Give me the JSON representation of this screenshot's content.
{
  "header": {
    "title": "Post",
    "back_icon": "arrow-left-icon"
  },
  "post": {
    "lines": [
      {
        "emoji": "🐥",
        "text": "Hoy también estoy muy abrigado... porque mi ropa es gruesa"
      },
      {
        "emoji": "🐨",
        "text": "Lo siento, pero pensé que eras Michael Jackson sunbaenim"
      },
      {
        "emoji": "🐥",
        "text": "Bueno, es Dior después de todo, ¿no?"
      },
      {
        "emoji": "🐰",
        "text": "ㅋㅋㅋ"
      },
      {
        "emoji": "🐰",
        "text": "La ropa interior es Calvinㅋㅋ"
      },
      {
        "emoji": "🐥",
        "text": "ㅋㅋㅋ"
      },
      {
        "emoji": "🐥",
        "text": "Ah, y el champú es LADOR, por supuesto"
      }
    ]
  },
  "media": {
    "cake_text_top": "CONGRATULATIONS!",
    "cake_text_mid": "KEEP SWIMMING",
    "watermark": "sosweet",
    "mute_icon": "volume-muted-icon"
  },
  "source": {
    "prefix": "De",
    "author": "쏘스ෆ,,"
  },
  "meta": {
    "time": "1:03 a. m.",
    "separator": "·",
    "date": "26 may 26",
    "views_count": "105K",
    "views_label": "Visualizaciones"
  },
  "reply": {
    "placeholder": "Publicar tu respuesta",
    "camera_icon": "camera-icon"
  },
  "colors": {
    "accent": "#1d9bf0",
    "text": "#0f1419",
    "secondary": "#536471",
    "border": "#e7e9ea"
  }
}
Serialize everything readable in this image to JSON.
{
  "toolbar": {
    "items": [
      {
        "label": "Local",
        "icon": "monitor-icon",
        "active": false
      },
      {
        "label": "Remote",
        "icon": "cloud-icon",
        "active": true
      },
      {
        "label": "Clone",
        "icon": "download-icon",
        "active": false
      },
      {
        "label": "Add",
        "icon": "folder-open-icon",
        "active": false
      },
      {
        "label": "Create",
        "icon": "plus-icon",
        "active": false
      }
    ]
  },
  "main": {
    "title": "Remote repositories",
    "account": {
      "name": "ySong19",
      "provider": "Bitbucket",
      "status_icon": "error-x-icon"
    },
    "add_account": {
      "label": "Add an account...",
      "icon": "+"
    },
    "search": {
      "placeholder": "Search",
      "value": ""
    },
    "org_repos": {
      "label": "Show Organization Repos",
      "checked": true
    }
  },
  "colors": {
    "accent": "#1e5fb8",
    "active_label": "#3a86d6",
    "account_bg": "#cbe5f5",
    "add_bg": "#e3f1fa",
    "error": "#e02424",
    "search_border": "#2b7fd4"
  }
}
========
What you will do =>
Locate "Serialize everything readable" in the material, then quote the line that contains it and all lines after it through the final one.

Answer below =>
Serialize everything readable in this image to JSON.
{
  "toolbar": {
    "items": [
      {
        "label": "Local",
        "icon": "monitor-icon",
        "active": false
      },
      {
        "label": "Remote",
        "icon": "cloud-icon",
        "active": true
      },
      {
        "label": "Clone",
        "icon": "download-icon",
        "active": false
      },
      {
        "label": "Add",
        "icon": "folder-open-icon",
        "active": false
      },
      {
        "label": "Create",
        "icon": "plus-icon",
        "active": false
      }
    ]
  },
  "main": {
    "title": "Remote repositories",
    "account": {
      "name": "ySong19",
      "provider": "Bitbucket",
      "status_icon": "error-x-icon"
    },
    "add_account": {
      "label": "Add an account...",
      "icon": "+"
    },
    "search": {
      "placeholder": "Search",
      "value": ""
    },
    "org_repos": {
      "label": "Show Organization Repos",
      "checked": true
    }
  },
  "colors": {
    "accent": "#1e5fb8",
    "active_label": "#3a86d6",
    "account_bg": "#cbe5f5",
    "add_bg": "#e3f1fa",
    "error": "#e02424",
    "search_border": "#2b7fd4"
  }
}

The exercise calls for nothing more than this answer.